### What this task involves
Search the records for the word "image" and pick out every line that has it.
____________
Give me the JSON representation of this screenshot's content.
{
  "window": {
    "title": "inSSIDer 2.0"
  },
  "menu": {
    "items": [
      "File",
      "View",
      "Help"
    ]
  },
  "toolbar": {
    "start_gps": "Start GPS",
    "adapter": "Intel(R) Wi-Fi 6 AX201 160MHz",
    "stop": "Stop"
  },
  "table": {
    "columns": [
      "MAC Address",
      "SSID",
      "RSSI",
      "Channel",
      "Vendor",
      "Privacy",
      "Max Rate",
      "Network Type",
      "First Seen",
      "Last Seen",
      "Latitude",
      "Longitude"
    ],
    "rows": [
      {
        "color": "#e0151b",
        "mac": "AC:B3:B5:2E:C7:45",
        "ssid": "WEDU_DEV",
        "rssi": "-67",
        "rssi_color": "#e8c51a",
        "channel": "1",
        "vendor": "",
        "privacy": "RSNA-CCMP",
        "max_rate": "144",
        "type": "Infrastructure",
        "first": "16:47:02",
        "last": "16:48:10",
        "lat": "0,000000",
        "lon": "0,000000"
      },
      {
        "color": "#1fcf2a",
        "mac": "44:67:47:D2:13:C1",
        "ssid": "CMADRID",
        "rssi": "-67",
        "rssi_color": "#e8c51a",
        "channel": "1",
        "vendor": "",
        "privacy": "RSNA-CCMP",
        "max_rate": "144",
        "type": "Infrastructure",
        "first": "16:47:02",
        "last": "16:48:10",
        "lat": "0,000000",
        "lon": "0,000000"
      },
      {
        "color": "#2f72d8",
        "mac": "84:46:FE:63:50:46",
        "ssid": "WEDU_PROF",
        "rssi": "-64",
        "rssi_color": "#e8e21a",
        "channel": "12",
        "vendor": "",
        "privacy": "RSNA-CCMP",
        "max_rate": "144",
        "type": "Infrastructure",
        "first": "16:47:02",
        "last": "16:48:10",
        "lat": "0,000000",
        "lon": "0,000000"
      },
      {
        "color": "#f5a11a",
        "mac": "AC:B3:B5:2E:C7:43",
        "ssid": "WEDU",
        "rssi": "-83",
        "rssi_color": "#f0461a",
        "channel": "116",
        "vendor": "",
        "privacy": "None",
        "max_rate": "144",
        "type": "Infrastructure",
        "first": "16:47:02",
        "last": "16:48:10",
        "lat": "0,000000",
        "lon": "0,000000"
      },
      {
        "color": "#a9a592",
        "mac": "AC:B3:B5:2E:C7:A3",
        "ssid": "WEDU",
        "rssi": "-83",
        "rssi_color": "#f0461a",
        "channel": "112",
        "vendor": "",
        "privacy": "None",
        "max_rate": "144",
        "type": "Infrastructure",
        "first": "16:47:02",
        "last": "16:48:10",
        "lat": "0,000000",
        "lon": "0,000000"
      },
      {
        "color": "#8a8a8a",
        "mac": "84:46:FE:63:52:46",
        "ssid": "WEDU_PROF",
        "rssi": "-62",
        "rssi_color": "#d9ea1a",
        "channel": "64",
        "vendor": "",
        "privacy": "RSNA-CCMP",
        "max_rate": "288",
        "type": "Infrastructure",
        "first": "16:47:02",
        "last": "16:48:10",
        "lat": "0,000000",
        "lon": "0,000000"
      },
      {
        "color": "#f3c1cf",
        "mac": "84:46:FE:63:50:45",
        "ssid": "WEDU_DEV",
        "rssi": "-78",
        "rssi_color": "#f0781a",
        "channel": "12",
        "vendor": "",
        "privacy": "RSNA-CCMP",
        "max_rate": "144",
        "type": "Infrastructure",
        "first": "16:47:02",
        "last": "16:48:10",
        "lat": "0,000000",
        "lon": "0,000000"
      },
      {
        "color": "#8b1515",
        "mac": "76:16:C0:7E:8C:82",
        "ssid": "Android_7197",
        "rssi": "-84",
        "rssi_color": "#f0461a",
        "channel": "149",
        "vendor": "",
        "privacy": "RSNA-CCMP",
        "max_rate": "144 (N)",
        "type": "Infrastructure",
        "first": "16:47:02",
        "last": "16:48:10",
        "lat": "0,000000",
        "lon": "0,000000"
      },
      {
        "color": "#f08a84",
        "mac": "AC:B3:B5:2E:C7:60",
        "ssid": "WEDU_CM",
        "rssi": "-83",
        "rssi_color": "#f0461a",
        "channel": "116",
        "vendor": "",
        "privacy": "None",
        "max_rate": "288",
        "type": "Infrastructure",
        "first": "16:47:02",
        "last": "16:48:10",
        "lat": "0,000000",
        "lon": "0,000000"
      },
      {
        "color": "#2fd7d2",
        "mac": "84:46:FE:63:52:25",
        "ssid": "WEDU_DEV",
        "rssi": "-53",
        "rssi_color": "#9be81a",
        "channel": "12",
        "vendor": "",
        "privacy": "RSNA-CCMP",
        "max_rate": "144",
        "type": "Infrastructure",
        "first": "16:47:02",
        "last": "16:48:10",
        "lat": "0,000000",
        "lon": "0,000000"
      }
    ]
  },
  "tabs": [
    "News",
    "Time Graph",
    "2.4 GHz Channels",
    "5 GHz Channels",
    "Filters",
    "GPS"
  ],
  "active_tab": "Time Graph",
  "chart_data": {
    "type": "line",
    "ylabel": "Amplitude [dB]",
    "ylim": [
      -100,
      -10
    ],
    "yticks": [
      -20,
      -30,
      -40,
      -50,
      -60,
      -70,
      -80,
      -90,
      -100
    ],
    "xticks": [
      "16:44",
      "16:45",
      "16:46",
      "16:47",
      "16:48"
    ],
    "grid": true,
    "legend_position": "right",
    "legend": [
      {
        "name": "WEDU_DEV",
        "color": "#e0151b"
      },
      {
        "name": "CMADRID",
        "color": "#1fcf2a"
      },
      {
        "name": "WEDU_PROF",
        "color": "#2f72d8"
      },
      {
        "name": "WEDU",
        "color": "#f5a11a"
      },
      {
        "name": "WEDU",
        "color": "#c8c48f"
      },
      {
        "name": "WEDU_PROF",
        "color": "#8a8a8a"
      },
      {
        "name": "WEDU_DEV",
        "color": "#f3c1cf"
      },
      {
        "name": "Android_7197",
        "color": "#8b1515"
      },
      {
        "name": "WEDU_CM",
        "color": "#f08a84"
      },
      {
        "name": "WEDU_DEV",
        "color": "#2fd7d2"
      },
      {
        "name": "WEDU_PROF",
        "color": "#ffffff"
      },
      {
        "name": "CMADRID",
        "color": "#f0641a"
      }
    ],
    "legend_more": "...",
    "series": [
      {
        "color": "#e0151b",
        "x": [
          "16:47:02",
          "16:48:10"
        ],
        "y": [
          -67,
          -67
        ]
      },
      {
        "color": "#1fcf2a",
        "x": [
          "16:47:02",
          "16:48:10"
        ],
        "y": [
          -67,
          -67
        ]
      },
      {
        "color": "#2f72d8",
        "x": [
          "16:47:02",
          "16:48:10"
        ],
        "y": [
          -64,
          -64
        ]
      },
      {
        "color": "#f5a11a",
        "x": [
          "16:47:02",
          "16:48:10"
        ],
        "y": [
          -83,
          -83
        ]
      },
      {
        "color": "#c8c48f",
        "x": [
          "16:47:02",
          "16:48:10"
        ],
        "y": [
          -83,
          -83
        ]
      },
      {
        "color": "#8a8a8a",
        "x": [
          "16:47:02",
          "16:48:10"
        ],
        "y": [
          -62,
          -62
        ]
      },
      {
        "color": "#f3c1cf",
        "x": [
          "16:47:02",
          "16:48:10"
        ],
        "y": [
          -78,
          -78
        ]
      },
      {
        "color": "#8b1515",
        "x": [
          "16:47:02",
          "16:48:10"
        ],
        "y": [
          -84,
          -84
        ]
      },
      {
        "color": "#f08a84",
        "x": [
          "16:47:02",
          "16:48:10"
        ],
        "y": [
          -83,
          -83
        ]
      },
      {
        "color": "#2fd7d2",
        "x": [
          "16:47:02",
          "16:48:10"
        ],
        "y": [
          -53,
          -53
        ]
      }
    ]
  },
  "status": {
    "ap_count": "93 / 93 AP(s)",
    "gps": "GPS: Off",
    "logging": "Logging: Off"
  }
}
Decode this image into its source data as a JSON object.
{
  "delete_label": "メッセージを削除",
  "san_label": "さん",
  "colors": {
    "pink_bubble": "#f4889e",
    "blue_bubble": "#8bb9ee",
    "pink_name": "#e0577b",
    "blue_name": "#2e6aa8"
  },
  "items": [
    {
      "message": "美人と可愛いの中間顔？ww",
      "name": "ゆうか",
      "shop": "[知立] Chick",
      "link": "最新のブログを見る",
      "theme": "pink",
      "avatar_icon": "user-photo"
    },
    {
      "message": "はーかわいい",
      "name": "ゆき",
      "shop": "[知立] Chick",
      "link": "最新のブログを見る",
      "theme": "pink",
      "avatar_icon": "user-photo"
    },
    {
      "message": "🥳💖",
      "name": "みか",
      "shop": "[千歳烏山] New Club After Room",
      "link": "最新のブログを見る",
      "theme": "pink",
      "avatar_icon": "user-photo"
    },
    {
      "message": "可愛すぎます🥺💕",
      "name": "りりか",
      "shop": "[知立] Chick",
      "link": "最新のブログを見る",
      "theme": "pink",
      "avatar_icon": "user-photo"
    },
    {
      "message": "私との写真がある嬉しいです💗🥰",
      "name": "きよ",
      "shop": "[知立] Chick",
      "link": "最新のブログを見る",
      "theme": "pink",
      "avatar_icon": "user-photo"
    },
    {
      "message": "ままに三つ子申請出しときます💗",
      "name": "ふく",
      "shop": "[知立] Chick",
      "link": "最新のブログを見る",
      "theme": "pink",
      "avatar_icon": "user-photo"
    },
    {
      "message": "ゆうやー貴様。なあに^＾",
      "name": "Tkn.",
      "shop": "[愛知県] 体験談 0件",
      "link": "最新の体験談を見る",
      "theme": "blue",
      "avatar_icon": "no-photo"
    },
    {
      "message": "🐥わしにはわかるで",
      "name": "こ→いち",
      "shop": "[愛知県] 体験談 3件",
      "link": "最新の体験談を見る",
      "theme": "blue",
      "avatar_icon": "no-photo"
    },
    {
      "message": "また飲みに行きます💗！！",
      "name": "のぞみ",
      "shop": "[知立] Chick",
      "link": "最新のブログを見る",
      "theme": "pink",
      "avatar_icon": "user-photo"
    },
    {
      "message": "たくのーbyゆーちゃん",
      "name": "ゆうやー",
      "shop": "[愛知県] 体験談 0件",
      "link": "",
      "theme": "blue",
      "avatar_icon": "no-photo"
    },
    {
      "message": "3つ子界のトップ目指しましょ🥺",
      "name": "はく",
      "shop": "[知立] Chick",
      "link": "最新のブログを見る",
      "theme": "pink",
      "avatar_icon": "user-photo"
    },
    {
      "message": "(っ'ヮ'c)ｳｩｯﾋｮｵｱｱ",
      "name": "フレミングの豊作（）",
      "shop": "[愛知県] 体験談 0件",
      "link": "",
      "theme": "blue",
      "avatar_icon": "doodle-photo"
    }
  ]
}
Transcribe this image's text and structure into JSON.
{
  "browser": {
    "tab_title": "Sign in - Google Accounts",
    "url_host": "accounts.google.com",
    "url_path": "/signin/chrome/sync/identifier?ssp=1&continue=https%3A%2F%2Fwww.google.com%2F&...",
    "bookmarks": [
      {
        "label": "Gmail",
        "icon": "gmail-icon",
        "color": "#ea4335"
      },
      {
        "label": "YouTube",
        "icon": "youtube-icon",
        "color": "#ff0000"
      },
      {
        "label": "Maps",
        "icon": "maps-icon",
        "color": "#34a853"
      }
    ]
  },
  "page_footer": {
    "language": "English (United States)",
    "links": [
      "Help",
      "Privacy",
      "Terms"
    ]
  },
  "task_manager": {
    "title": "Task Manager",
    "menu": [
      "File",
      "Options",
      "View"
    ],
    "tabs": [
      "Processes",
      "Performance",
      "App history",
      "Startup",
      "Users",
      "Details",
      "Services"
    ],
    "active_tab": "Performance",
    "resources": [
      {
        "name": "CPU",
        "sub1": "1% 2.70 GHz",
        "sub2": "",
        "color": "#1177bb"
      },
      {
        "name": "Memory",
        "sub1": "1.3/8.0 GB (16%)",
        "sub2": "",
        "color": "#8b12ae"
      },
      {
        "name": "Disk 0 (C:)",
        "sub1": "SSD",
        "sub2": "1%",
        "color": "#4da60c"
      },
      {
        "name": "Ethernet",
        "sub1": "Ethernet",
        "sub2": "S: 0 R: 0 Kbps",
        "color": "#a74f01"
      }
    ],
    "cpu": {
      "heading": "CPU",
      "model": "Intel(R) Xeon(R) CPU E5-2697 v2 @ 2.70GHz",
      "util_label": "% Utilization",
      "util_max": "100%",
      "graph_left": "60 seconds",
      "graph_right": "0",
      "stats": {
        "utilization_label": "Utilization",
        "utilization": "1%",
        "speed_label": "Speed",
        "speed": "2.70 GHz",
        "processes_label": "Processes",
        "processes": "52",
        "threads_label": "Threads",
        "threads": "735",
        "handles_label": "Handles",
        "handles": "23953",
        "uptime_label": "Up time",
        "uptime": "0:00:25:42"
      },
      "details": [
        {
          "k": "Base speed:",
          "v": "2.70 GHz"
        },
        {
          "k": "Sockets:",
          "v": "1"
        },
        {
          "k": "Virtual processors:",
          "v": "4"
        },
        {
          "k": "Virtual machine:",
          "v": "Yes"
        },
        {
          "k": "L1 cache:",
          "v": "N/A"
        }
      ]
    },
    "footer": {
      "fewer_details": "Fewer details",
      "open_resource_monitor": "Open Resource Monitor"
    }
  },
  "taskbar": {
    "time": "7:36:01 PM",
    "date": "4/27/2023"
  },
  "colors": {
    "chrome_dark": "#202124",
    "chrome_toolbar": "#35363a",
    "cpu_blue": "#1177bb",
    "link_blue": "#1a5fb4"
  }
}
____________
### Solved problem
Decode this image into its source data as a JSON object.
Transcribe this image's text and structure into JSON.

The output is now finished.